Since its origins, democracy has been a work in progress. Today, many question its resilience. The Bertelsmann Foundation, Institute for Canadian Citizenship, and Humanity in Action have teamed up with Andrew Keen, author of How to Fix the Future, for How to Fix Democracy: a video and podcast series exploring practical responses to the threats facing democracies around the world. Host Andrew Keen interviews prominent thinkers, writers, politicians, technologists, and business leaders who enlighten and challenge us as we seek the answers to How to Fix Democracy.

How to Fix Democracy Season 5 covers 100 years of American democracy between 1924 and 2024. The season uncovers the complexities of U.S. history and asks our distinguished guests why it remains the most iconic and yet misunderstood democratic system in the world. This season is brought to you by the Bertelsmann Foundation and Humanity in Action.

In the fourth episode of this season, author and historian Derek Leebaert provides a revisionist account of President Franklin Roosevelt and four members of his Cabinet. According to Leebaert, the 1920s were beset by economic distress and labor unrest that culminated in the Great Depression. Supported by Frances Perkins, Harold Ickes, Henry Wallace and Harry Hopkins, the Roosevelt presidency provided new solutions to much of America’s endemic vulnerability, inequality, and instability. Leebaert describes the President as a deeply complex leader—a man of steely ambitions—who worked with the four Cabinet officials to escape the Depression and prepare the United States for world leadership. (listen | watch)

Derek Leebaert won the biennial 2020 Truman Book Award for “Grand Improvisation“. His previous books include Magic and Mayhem: The Delusions of American Foreign Policy from Korea to Afghanistan and To Dare and to Conquer: Special Operations and the Destiny of Nations, both Washington Post Best Books of the Year. He was a founding editor of the Harvard/MIT journal International Security and is a cofounder of the National Museum of the U.S. Army. He holds a D.Phil from Oxford and lives in Washington, D.C.

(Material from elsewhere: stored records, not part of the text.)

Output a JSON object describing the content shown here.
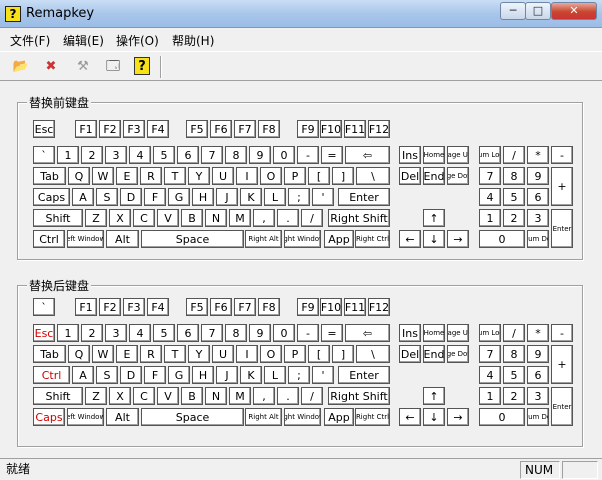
{
  "window": {
    "title": "Remapkey",
    "app_icon_glyph": "?",
    "controls": {
      "minimize": "─",
      "maximize": "□",
      "close": "✕"
    }
  },
  "menu": [
    "文件(F)",
    "编辑(E)",
    "操作(O)",
    "帮助(H)"
  ],
  "toolbar": [
    {
      "name": "open-icon",
      "glyph": "📂"
    },
    {
      "name": "reset-icon",
      "glyph": "✖"
    },
    {
      "name": "remap-icon",
      "glyph": "⚒"
    },
    {
      "name": "save-icon",
      "glyph": "🗔"
    },
    {
      "name": "help-icon",
      "glyph": "?"
    }
  ],
  "groups": {
    "base": {
      "title": "替换前键盘"
    },
    "remapped": {
      "title": "替换后键盘"
    }
  },
  "keyboards": {
    "base": {
      "row_fn": [
        "Esc",
        "F1",
        "F2",
        "F3",
        "F4",
        "F5",
        "F6",
        "F7",
        "F8",
        "F9",
        "F10",
        "F11",
        "F12"
      ],
      "row_num": [
        "`",
        "1",
        "2",
        "3",
        "4",
        "5",
        "6",
        "7",
        "8",
        "9",
        "0",
        "-",
        "=",
        "⇦"
      ],
      "row_q": [
        "Tab",
        "Q",
        "W",
        "E",
        "R",
        "T",
        "Y",
        "U",
        "I",
        "O",
        "P",
        "[",
        "]",
        "\\"
      ],
      "row_a": [
        "Caps",
        "A",
        "S",
        "D",
        "F",
        "G",
        "H",
        "J",
        "K",
        "L",
        ";",
        "'",
        "Enter"
      ],
      "row_z": [
        "Shift",
        "Z",
        "X",
        "C",
        "V",
        "B",
        "N",
        "M",
        ",",
        ".",
        "/",
        "Right Shift"
      ],
      "row_ctrl": [
        "Ctrl",
        "Left Windows",
        "Alt",
        "Space",
        "Right Alt",
        "Right Windows",
        "App",
        "Right Ctrl"
      ],
      "nav": [
        "Ins",
        "Home",
        "Page Up",
        "Del",
        "End",
        "Page Down"
      ],
      "arrows": [
        "↑",
        "←",
        "↓",
        "→"
      ],
      "numpad": [
        "Num Lock",
        "/",
        "*",
        "-",
        "7",
        "8",
        "9",
        "+",
        "4",
        "5",
        "6",
        "1",
        "2",
        "3",
        "Enter",
        "0",
        "Num Del"
      ]
    },
    "remapped": {
      "row_fn": [
        "`",
        "F1",
        "F2",
        "F3",
        "F4",
        "F5",
        "F6",
        "F7",
        "F8",
        "F9",
        "F10",
        "F11",
        "F12"
      ],
      "row_num": [
        "Esc",
        "1",
        "2",
        "3",
        "4",
        "5",
        "6",
        "7",
        "8",
        "9",
        "0",
        "-",
        "=",
        "⇦"
      ],
      "row_q": [
        "Tab",
        "Q",
        "W",
        "E",
        "R",
        "T",
        "Y",
        "U",
        "I",
        "O",
        "P",
        "[",
        "]",
        "\\"
      ],
      "row_a": [
        "Ctrl",
        "A",
        "S",
        "D",
        "F",
        "G",
        "H",
        "J",
        "K",
        "L",
        ";",
        "'",
        "Enter"
      ],
      "row_z": [
        "Shift",
        "Z",
        "X",
        "C",
        "V",
        "B",
        "N",
        "M",
        ",",
        ".",
        "/",
        "Right Shift"
      ],
      "row_ctrl": [
        "Caps",
        "Left Windows",
        "Alt",
        "Space",
        "Right Alt",
        "Right Windows",
        "App",
        "Right Ctrl"
      ],
      "nav": [
        "Ins",
        "Home",
        "Page Up",
        "Del",
        "End",
        "Page Down"
      ],
      "arrows": [
        "↑",
        "←",
        "↓",
        "→"
      ],
      "numpad": [
        "Num Lock",
        "/",
        "*",
        "-",
        "7",
        "8",
        "9",
        "+",
        "4",
        "5",
        "6",
        "1",
        "2",
        "3",
        "Enter",
        "0",
        "Num Del"
      ],
      "changed_key_color": "#d00000"
    }
  },
  "status": {
    "message": "就绪",
    "num": "NUM"
  }
}
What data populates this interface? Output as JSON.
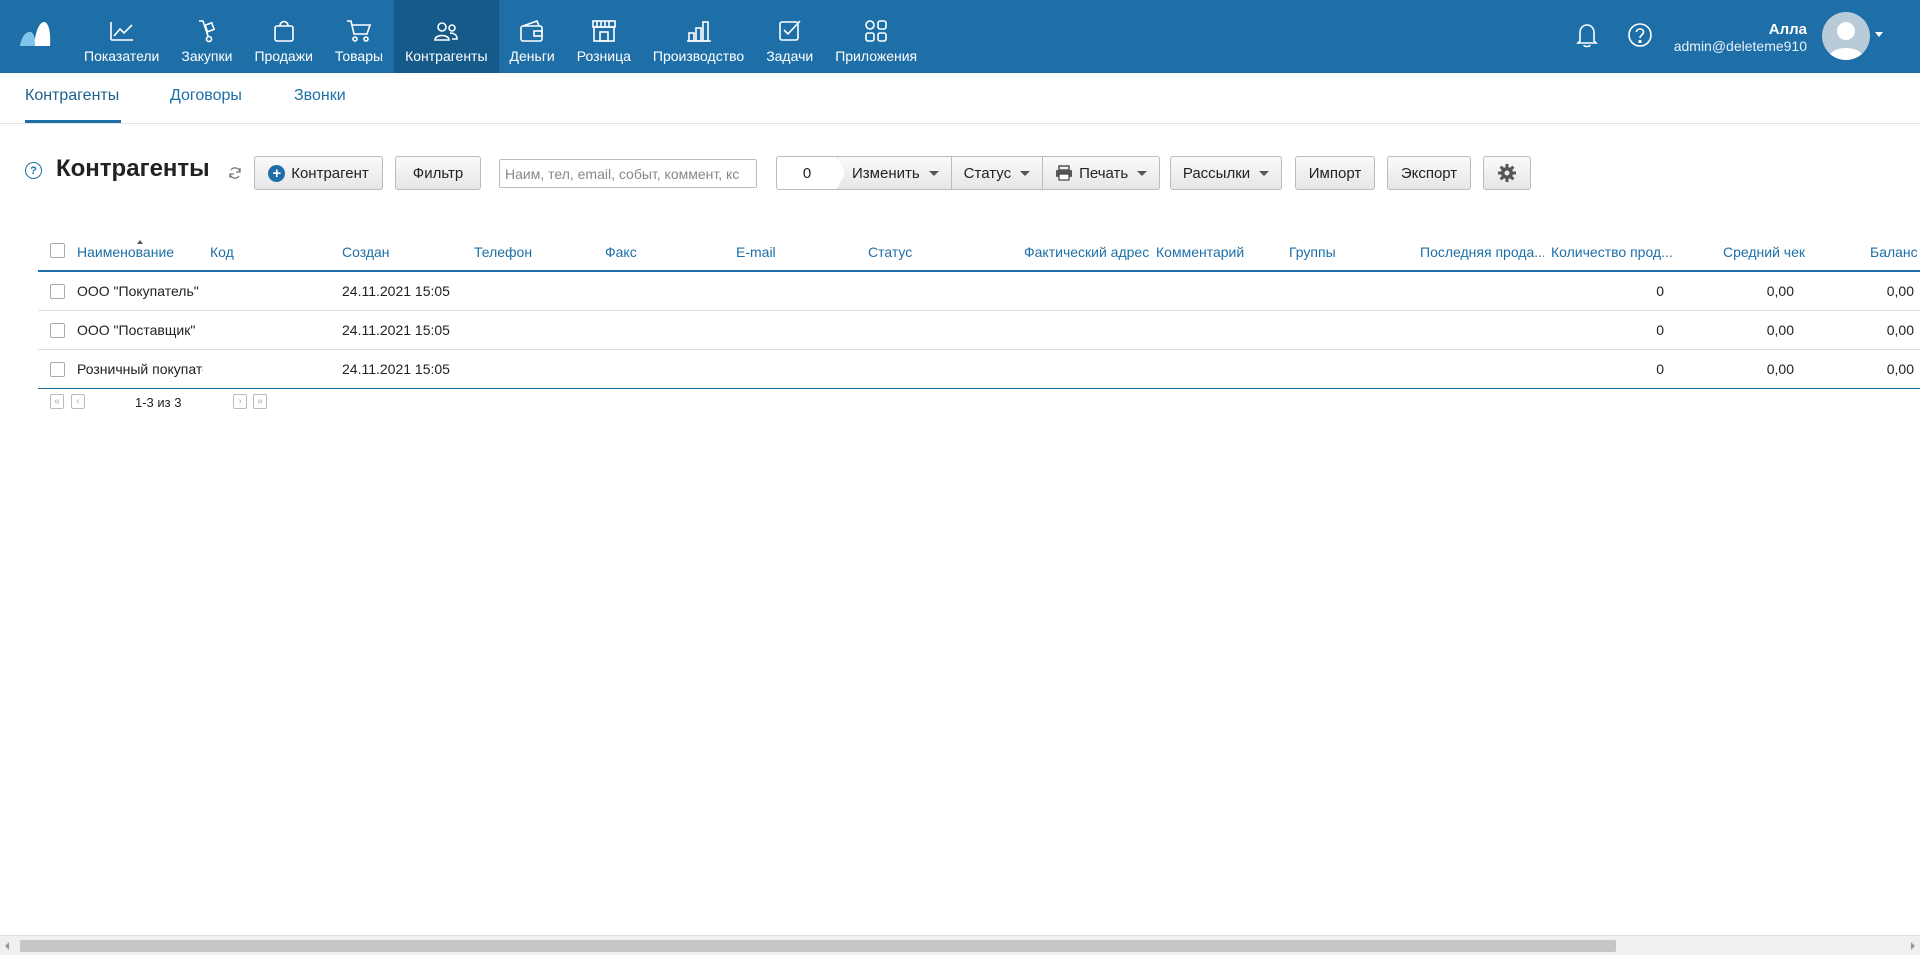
{
  "app": {
    "nav": [
      {
        "label": "Показатели",
        "icon": "chart-icon"
      },
      {
        "label": "Закупки",
        "icon": "hand-truck-icon"
      },
      {
        "label": "Продажи",
        "icon": "shopping-bag-icon"
      },
      {
        "label": "Товары",
        "icon": "cart-icon"
      },
      {
        "label": "Контрагенты",
        "icon": "contacts-icon",
        "active": true
      },
      {
        "label": "Деньги",
        "icon": "wallet-icon"
      },
      {
        "label": "Розница",
        "icon": "store-icon"
      },
      {
        "label": "Производство",
        "icon": "factory-icon"
      },
      {
        "label": "Задачи",
        "icon": "task-check-icon"
      },
      {
        "label": "Приложения",
        "icon": "apps-icon"
      }
    ],
    "user": {
      "name": "Алла",
      "email": "admin@deleteme910"
    }
  },
  "subtabs": [
    {
      "label": "Контрагенты",
      "active": true
    },
    {
      "label": "Договоры"
    },
    {
      "label": "Звонки"
    }
  ],
  "toolbar": {
    "help": "?",
    "title": "Контрагенты",
    "add_label": "Контрагент",
    "filter_label": "Фильтр",
    "search_placeholder": "Наим, тел, email, событ, коммент, кс",
    "selected_count": "0",
    "change_label": "Изменить",
    "status_label": "Статус",
    "print_label": "Печать",
    "mailing_label": "Рассылки",
    "import_label": "Импорт",
    "export_label": "Экспорт"
  },
  "table": {
    "columns": [
      "Наименование",
      "Код",
      "Создан",
      "Телефон",
      "Факс",
      "E-mail",
      "Статус",
      "Фактический адрес",
      "Комментарий",
      "Группы",
      "Последняя прода...",
      "Количество прод...",
      "Средний чек",
      "Баланс"
    ],
    "rows": [
      {
        "name": "ООО \"Покупатель\"",
        "created": "24.11.2021 15:05",
        "sales_count": "0",
        "avg_check": "0,00",
        "balance": "0,00"
      },
      {
        "name": "ООО \"Поставщик\"",
        "created": "24.11.2021 15:05",
        "sales_count": "0",
        "avg_check": "0,00",
        "balance": "0,00"
      },
      {
        "name": "Розничный покупатель",
        "created": "24.11.2021 15:05",
        "sales_count": "0",
        "avg_check": "0,00",
        "balance": "0,00"
      }
    ]
  },
  "pager": {
    "text": "1-3 из 3"
  },
  "colors": {
    "brand": "#1e6fa8",
    "active_nav": "#165a8a"
  }
}
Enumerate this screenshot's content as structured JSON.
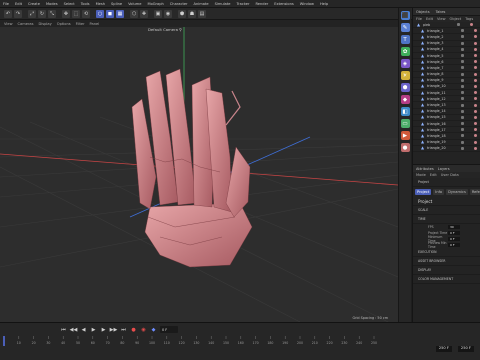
{
  "menubar": {
    "items": [
      "File",
      "Edit",
      "Create",
      "Modes",
      "Select",
      "Tools",
      "Mesh",
      "Spline",
      "Volume",
      "MoGraph",
      "Character",
      "Animate",
      "Simulate",
      "Tracker",
      "Render",
      "Extensions",
      "Window",
      "Help"
    ]
  },
  "toolbar": {
    "groups": [
      [
        "↶",
        "↷"
      ],
      [
        "⤢",
        "↻",
        "⤡"
      ],
      [
        "✥",
        "⬚",
        "⟲"
      ],
      [
        "○",
        "◼",
        "▦"
      ],
      [
        "⬡",
        "✚"
      ],
      [
        "▣",
        "◉"
      ],
      [
        "⬢",
        "☗",
        "▤"
      ]
    ]
  },
  "viewport": {
    "menu": [
      "View",
      "Cameras",
      "Display",
      "Options",
      "Filter",
      "Panel"
    ],
    "camera_label": "Default Camera ⚲",
    "grid_spacing": "Grid Spacing : 50 cm"
  },
  "right_icons": [
    {
      "name": "cube-icon",
      "glyph": "⬛",
      "color": "#4a7fd3"
    },
    {
      "name": "pen-icon",
      "glyph": "✎",
      "color": "#5b80d4"
    },
    {
      "name": "text-icon",
      "glyph": "T",
      "color": "#4f73c4"
    },
    {
      "name": "cloner-icon",
      "glyph": "✿",
      "color": "#3fae5a"
    },
    {
      "name": "deformer-icon",
      "glyph": "◈",
      "color": "#7b57c9"
    },
    {
      "name": "light-icon",
      "glyph": "☀",
      "color": "#d2b13a"
    },
    {
      "name": "scene-icon",
      "glyph": "⬢",
      "color": "#6a64c9"
    },
    {
      "name": "effector-icon",
      "glyph": "◆",
      "color": "#b43d84"
    },
    {
      "name": "camera-icon",
      "glyph": "◧",
      "color": "#3e8bc7"
    },
    {
      "name": "floor-icon",
      "glyph": "▭",
      "color": "#4cae6a"
    },
    {
      "name": "render-icon",
      "glyph": "▶",
      "color": "#d05a3a"
    },
    {
      "name": "material-icon",
      "glyph": "●",
      "color": "#c06d6d"
    }
  ],
  "objects": {
    "tabs": [
      "Objects",
      "Takes"
    ],
    "menu": [
      "File",
      "Edit",
      "View",
      "Object",
      "Tags"
    ],
    "rows": [
      "pieb",
      "triangle_1",
      "triangle_2",
      "triangle_3",
      "triangle_4",
      "triangle_5",
      "triangle_6",
      "triangle_7",
      "triangle_8",
      "triangle_9",
      "triangle_10",
      "triangle_11",
      "triangle_12",
      "triangle_13",
      "triangle_14",
      "triangle_15",
      "triangle_16",
      "triangle_17",
      "triangle_18",
      "triangle_19",
      "triangle_20"
    ]
  },
  "attributes": {
    "tabs": [
      "Attributes",
      "Layers"
    ],
    "menu": [
      "Mode",
      "Edit",
      "User Data"
    ],
    "object_label": "Project",
    "subtabs": [
      "Project",
      "Info",
      "Dynamics",
      "Referencing"
    ],
    "title": "Project",
    "sections": [
      "SCALE",
      "TIME"
    ],
    "fields": [
      {
        "label": "FPS",
        "value": "30"
      },
      {
        "label": "Project Time",
        "value": "0 F"
      },
      {
        "label": "Minimum Time",
        "value": "0 F"
      },
      {
        "label": "Preview Min Time",
        "value": "0 F"
      }
    ],
    "more_sections": [
      "EXECUTION",
      "ASSET BROWSER",
      "DISPLAY",
      "COLOR MANAGEMENT"
    ]
  },
  "timeline": {
    "frame_box": "250 F",
    "current_frame": "0 F",
    "ticks": [
      "0",
      "10",
      "20",
      "30",
      "40",
      "50",
      "60",
      "70",
      "80",
      "90",
      "100",
      "110",
      "120",
      "130",
      "140",
      "150",
      "160",
      "170",
      "180",
      "190",
      "200",
      "210",
      "220",
      "230",
      "240",
      "250"
    ],
    "status_left": "250 F",
    "status_right": "250 F"
  },
  "colors": {
    "accent": "#4b5fb8",
    "hand": "#c9858c",
    "axis_x": "#c84545",
    "axis_z": "#3f6fd8",
    "axis_y": "#3fae5a"
  }
}
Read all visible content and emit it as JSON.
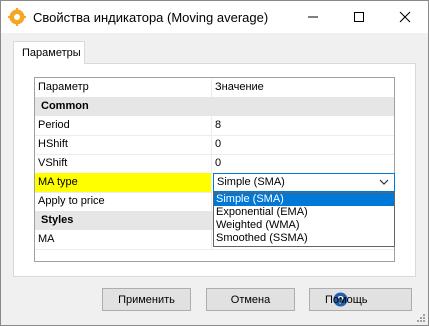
{
  "window": {
    "title": "Свойства индикатора (Moving average)"
  },
  "tabs": [
    {
      "label": "Параметры",
      "active": true
    }
  ],
  "grid": {
    "headers": {
      "name": "Параметр",
      "value": "Значение"
    },
    "rows": [
      {
        "type": "section",
        "name": "Common"
      },
      {
        "type": "param",
        "name": "Period",
        "value": "8"
      },
      {
        "type": "param",
        "name": "HShift",
        "value": "0"
      },
      {
        "type": "param",
        "name": "VShift",
        "value": "0"
      },
      {
        "type": "param",
        "name": "MA type",
        "value": "Simple (SMA)",
        "highlighted": true
      },
      {
        "type": "param",
        "name": "Apply to price",
        "value": ""
      },
      {
        "type": "section",
        "name": "Styles"
      },
      {
        "type": "param",
        "name": "MA",
        "value": ""
      }
    ]
  },
  "ma_type_combo": {
    "selected": "Simple (SMA)",
    "options": [
      "Simple (SMA)",
      "Exponential (EMA)",
      "Weighted (WMA)",
      "Smoothed (SSMA)"
    ]
  },
  "buttons": {
    "apply": "Применить",
    "cancel": "Отмена",
    "help": "Помощь"
  },
  "colors": {
    "highlight": "#ffff00",
    "selection": "#0078d7",
    "section_bg": "#e6e6e6"
  }
}
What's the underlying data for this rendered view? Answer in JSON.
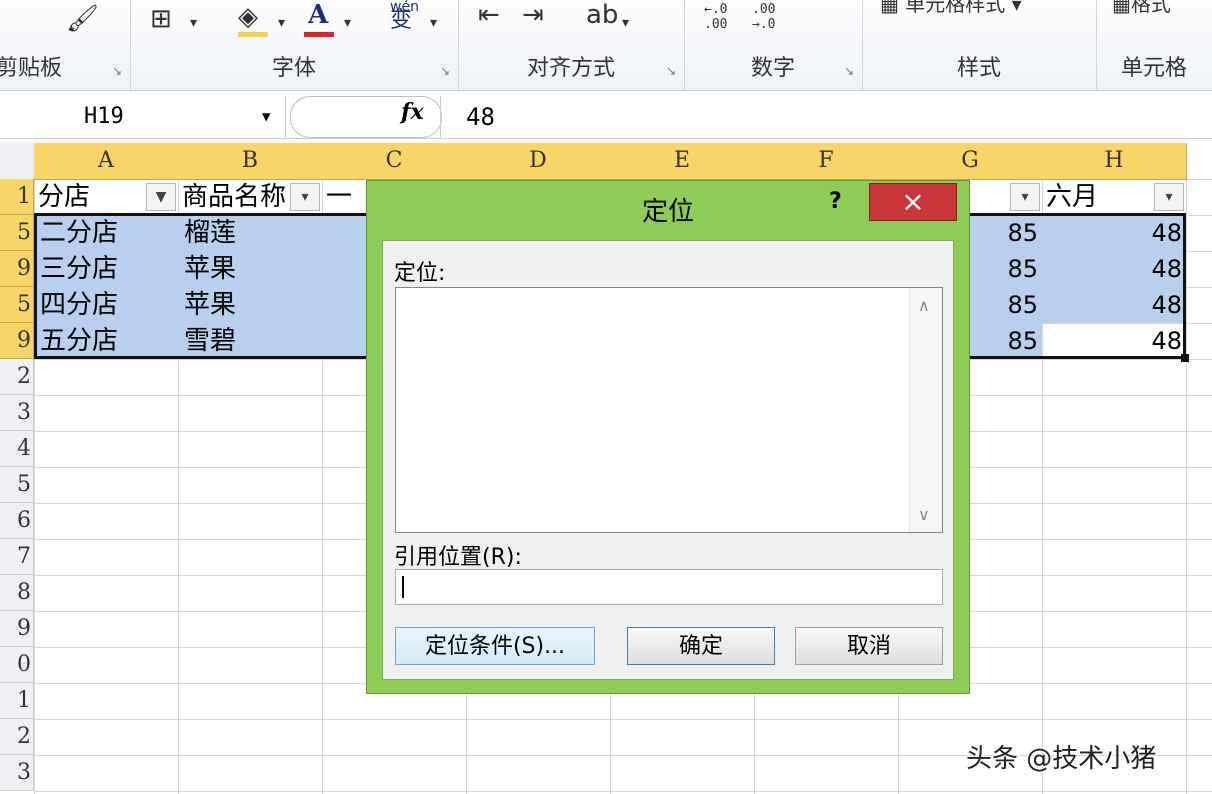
{
  "ribbon": {
    "groups": [
      {
        "label": "剪贴板"
      },
      {
        "label": "字体"
      },
      {
        "label": "对齐方式"
      },
      {
        "label": "数字"
      },
      {
        "label": "样式"
      },
      {
        "label": "单元格"
      }
    ],
    "styles_label": "单元格样式",
    "format_label": "格式",
    "phonetic_glyph": "wén",
    "phonetic_char": "变",
    "font_color_letter": "A",
    "decimal_inc": "←.0\n.00",
    "decimal_dec": ".00\n→.0"
  },
  "formula_bar": {
    "name_box": "H19",
    "fx": "fx",
    "value": "48"
  },
  "columns": [
    "A",
    "B",
    "C",
    "D",
    "E",
    "F",
    "G",
    "H"
  ],
  "rows": [
    "1",
    "5",
    "9",
    "5",
    "9",
    "2",
    "3",
    "4",
    "5",
    "6",
    "7",
    "8",
    "9",
    "0",
    "1",
    "2",
    "3"
  ],
  "cells": {
    "A1": "分店",
    "B1": "商品名称",
    "C1": "一",
    "H1": "六月",
    "data": [
      {
        "a": "二分店",
        "b": "榴莲",
        "g": "85",
        "h": "48"
      },
      {
        "a": "三分店",
        "b": "苹果",
        "g": "85",
        "h": "48"
      },
      {
        "a": "四分店",
        "b": "苹果",
        "g": "85",
        "h": "48"
      },
      {
        "a": "五分店",
        "b": "雪碧",
        "g": "85",
        "h": "48"
      }
    ]
  },
  "dialog": {
    "title": "定位",
    "help": "?",
    "close": "×",
    "goto_label": "定位:",
    "ref_label": "引用位置(R):",
    "ref_value": "",
    "special_button": "定位条件(S)...",
    "ok_button": "确定",
    "cancel_button": "取消"
  },
  "watermark": "头条 @技术小猪"
}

This series is made possible with the kind support of the William H. Donner Foundation. Find more episodes here.